[[ Supplied material, beginning ]]

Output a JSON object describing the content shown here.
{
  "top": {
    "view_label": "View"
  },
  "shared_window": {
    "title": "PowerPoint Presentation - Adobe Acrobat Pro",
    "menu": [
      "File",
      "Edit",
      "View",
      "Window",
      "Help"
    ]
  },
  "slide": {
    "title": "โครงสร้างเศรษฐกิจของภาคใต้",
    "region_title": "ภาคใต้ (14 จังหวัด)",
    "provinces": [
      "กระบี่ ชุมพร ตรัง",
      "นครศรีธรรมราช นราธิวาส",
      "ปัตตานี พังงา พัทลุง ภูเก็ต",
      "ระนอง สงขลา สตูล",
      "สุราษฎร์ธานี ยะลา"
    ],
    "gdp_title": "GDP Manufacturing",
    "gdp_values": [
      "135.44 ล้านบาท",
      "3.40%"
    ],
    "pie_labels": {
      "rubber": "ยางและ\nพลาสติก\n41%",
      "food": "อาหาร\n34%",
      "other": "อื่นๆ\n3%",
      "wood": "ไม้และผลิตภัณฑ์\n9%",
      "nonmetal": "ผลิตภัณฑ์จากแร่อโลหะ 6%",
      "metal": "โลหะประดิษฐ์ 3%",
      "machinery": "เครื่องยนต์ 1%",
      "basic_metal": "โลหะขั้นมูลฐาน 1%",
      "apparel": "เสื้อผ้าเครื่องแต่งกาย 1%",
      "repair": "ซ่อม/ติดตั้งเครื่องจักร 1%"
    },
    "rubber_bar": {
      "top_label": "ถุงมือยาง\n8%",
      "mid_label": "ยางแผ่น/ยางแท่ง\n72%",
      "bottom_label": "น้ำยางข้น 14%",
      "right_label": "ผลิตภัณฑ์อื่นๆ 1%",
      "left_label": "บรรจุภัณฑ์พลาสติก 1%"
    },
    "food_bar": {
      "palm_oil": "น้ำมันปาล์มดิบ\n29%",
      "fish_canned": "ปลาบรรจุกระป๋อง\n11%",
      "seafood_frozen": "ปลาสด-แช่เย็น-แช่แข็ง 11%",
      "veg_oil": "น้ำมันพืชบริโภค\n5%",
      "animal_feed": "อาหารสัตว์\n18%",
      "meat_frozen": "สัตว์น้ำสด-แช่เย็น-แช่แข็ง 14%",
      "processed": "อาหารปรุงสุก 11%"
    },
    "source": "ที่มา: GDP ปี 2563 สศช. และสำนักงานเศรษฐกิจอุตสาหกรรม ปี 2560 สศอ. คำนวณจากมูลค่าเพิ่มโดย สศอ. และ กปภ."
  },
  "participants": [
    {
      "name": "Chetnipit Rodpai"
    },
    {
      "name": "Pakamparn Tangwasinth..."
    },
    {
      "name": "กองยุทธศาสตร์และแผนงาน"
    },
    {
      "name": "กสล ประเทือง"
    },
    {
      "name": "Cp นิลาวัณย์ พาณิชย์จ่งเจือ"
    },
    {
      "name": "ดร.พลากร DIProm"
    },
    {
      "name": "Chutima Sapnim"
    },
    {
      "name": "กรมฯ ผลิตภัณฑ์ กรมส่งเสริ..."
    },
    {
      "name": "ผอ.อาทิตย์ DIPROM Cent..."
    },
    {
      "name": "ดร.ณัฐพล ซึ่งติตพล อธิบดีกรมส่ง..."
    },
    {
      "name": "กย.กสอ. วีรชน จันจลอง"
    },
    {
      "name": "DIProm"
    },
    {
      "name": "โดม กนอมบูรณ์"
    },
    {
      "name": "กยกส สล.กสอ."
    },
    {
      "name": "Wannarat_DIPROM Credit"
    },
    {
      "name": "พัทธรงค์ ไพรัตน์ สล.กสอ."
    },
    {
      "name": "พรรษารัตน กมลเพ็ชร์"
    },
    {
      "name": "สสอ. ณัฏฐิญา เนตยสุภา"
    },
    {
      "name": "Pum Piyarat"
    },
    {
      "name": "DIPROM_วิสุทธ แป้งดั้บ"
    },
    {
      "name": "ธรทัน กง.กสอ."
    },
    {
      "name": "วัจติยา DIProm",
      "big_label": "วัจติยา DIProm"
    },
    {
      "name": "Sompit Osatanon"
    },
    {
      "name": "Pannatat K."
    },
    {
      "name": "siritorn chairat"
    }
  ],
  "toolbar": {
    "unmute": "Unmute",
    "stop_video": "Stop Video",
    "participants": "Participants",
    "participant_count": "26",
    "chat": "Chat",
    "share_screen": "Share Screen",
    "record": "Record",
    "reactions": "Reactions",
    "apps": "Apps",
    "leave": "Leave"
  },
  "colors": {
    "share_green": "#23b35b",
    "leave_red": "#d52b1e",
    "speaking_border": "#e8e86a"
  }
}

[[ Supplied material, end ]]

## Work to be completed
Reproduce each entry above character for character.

## Task output
Output a JSON object describing the content shown here.
{
  "top": {
    "view_label": "View"
  },
  "shared_window": {
    "title": "PowerPoint Presentation - Adobe Acrobat Pro",
    "menu": [
      "File",
      "Edit",
      "View",
      "Window",
      "Help"
    ]
  },
  "slide": {
    "title": "โครงสร้างเศรษฐกิจของภาคใต้",
    "region_title": "ภาคใต้ (14 จังหวัด)",
    "provinces": [
      "กระบี่ ชุมพร ตรัง",
      "นครศรีธรรมราช นราธิวาส",
      "ปัตตานี พังงา พัทลุง ภูเก็ต",
      "ระนอง สงขลา สตูล",
      "สุราษฎร์ธานี ยะลา"
    ],
    "gdp_title": "GDP Manufacturing",
    "gdp_values": [
      "135.44 ล้านบาท",
      "3.40%"
    ],
    "pie_labels": {
      "rubber": "ยางและ\nพลาสติก\n41%",
      "food": "อาหาร\n34%",
      "other": "อื่นๆ\n3%",
      "wood": "ไม้และผลิตภัณฑ์\n9%",
      "nonmetal": "ผลิตภัณฑ์จากแร่อโลหะ 6%",
      "metal": "โลหะประดิษฐ์ 3%",
      "machinery": "เครื่องยนต์ 1%",
      "basic_metal": "โลหะขั้นมูลฐาน 1%",
      "apparel": "เสื้อผ้าเครื่องแต่งกาย 1%",
      "repair": "ซ่อม/ติดตั้งเครื่องจักร 1%"
    },
    "rubber_bar": {
      "top_label": "ถุงมือยาง\n8%",
      "mid_label": "ยางแผ่น/ยางแท่ง\n72%",
      "bottom_label": "น้ำยางข้น 14%",
      "right_label": "ผลิตภัณฑ์อื่นๆ 1%",
      "left_label": "บรรจุภัณฑ์พลาสติก 1%"
    },
    "food_bar": {
      "palm_oil": "น้ำมันปาล์มดิบ\n29%",
      "fish_canned": "ปลาบรรจุกระป๋อง\n11%",
      "seafood_frozen": "ปลาสด-แช่เย็น-แช่แข็ง 11%",
      "veg_oil": "น้ำมันพืชบริโภค\n5%",
      "animal_feed": "อาหารสัตว์\n18%",
      "meat_frozen": "สัตว์น้ำสด-แช่เย็น-แช่แข็ง 14%",
      "processed": "อาหารปรุงสุก 11%"
    },
    "source": "ที่มา: GDP ปี 2563 สศช. และสำนักงานเศรษฐกิจอุตสาหกรรม ปี 2560 สศอ. คำนวณจากมูลค่าเพิ่มโดย สศอ. และ กปภ."
  },
  "participants": [
    {
      "name": "Chetnipit Rodpai"
    },
    {
      "name": "Pakamparn Tangwasinth..."
    },
    {
      "name": "กองยุทธศาสตร์และแผนงาน"
    },
    {
      "name": "กสล ประเทือง"
    },
    {
      "name": "Cp นิลาวัณย์ พาณิชย์จ่งเจือ"
    },
    {
      "name": "ดร.พลากร DIProm"
    },
    {
      "name": "Chutima Sapnim"
    },
    {
      "name": "กรมฯ ผลิตภัณฑ์ กรมส่งเสริ..."
    },
    {
      "name": "ผอ.อาทิตย์ DIPROM Cent..."
    },
    {
      "name": "ดร.ณัฐพล ซึ่งติตพล อธิบดีกรมส่ง..."
    },
    {
      "name": "กย.กสอ. วีรชน จันจลอง"
    },
    {
      "name": "DIProm"
    },
    {
      "name": "โดม กนอมบูรณ์"
    },
    {
      "name": "กยกส สล.กสอ."
    },
    {
      "name": "Wannarat_DIPROM Credit"
    },
    {
      "name": "พัทธรงค์ ไพรัตน์ สล.กสอ."
    },
    {
      "name": "พรรษารัตน กมลเพ็ชร์"
    },
    {
      "name": "สสอ. ณัฏฐิญา เนตยสุภา"
    },
    {
      "name": "Pum Piyarat"
    },
    {
      "name": "DIPROM_วิสุทธ แป้งดั้บ"
    },
    {
      "name": "ธรทัน กง.กสอ."
    },
    {
      "name": "วัจติยา DIProm",
      "big_label": "วัจติยา DIProm"
    },
    {
      "name": "Sompit Osatanon"
    },
    {
      "name": "Pannatat K."
    },
    {
      "name": "siritorn chairat"
    }
  ],
  "toolbar": {
    "unmute": "Unmute",
    "stop_video": "Stop Video",
    "participants": "Participants",
    "participant_count": "26",
    "chat": "Chat",
    "share_screen": "Share Screen",
    "record": "Record",
    "reactions": "Reactions",
    "apps": "Apps",
    "leave": "Leave"
  },
  "colors": {
    "share_green": "#23b35b",
    "leave_red": "#d52b1e",
    "speaking_border": "#e8e86a"
  }
}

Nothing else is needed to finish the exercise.